What you should do: Every record is to be printed exactly as it appears.

[Data extracts]

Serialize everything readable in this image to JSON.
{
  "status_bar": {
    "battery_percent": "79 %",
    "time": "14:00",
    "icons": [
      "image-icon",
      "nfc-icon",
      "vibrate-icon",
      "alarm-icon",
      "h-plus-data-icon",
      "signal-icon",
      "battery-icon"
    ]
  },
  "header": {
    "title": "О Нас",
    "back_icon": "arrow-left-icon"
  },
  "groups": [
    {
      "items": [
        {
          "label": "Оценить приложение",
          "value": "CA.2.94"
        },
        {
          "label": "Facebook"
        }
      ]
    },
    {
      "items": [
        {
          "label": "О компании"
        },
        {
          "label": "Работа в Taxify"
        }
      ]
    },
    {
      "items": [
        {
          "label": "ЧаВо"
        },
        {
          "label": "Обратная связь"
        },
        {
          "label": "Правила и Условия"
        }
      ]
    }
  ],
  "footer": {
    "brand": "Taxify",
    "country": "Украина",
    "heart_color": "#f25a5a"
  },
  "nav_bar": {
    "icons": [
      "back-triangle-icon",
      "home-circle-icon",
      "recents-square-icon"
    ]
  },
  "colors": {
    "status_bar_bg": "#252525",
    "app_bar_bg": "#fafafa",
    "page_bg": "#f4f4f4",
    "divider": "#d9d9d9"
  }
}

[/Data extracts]

Exercise solution:
Serialize everything readable in this image to JSON.
{
  "status_bar": {
    "battery_percent": "79 %",
    "time": "14:00",
    "icons": [
      "image-icon",
      "nfc-icon",
      "vibrate-icon",
      "alarm-icon",
      "h-plus-data-icon",
      "signal-icon",
      "battery-icon"
    ]
  },
  "header": {
    "title": "О Нас",
    "back_icon": "arrow-left-icon"
  },
  "groups": [
    {
      "items": [
        {
          "label": "Оценить приложение",
          "value": "CA.2.94"
        },
        {
          "label": "Facebook"
        }
      ]
    },
    {
      "items": [
        {
          "label": "О компании"
        },
        {
          "label": "Работа в Taxify"
        }
      ]
    },
    {
      "items": [
        {
          "label": "ЧаВо"
        },
        {
          "label": "Обратная связь"
        },
        {
          "label": "Правила и Условия"
        }
      ]
    }
  ],
  "footer": {
    "brand": "Taxify",
    "country": "Украина",
    "heart_color": "#f25a5a"
  },
  "nav_bar": {
    "icons": [
      "back-triangle-icon",
      "home-circle-icon",
      "recents-square-icon"
    ]
  },
  "colors": {
    "status_bar_bg": "#252525",
    "app_bar_bg": "#fafafa",
    "page_bg": "#f4f4f4",
    "divider": "#d9d9d9"
  }
}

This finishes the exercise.